Donated by Sir Sandford Fleming to the people of Halifax in 1908, the 95-acre park consists of wooded and open areas, a hilly terrain, saltwater frontage on the arm, large freshwater ponds, numerous paths, small beaches, and the Dingle Memorial Tower. The Tower was finished in 1912, and is a prominent local landmark and a popular spot for wedding pictures.
Sir Sandford Fleming was quite a prominent figure in Canadian history, everything from designing the first postage stamp to being Engineer in Chief for the Canadian Pacific Railway. He became internationally famous for establishing Universal Stardard Time, which was universally adopted in 1884.
The donation of the land to the people of Halifax was made to commemorate the 150th anniversary of the establishment of the representative government in Nova Scotia in 1758. Fleming’s proposal to construct a memorial tower was endorsed by the City of Halifax and the local Canadian Club who raised funds for the tower. Donations were received from many places within the Empire and plaques commemorating the gifts, and stones from the countries of the Empire, were placed on the interior walls. The site is of heritage value due to the long-standing public use of the park for recreation and leisure.

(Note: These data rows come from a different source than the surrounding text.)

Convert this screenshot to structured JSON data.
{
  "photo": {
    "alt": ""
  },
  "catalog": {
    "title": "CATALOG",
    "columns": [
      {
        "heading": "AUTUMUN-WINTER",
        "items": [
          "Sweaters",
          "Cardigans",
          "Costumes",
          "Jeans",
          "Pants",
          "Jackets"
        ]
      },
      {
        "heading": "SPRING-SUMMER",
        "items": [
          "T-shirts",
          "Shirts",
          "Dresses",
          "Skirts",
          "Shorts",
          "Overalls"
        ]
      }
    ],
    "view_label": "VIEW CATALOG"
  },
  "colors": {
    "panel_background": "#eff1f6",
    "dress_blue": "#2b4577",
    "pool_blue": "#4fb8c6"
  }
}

The tower itself is made from granite and ironstone from a quarry in the nearby Purcells Cove, and the top is made from copper. Two large, bronze, lions located at the foot of the tower might look familiar if you’ve ever visited Trafalgar Square. They were donated by the Royal Colonial Institute of London in 1913, and were designed by British sculptor Albert Brucejoy whose design was influenced by the monumental lions at Trafalgar Square in London.
After visiting and learning about the Tower, we took it easy and drove down by the water for awhile, eventually stopping and getting ice cream in a spot probably close to where they got the materials to make the tower, finished 100 years ago.
Some information taken from Historic Places.ca.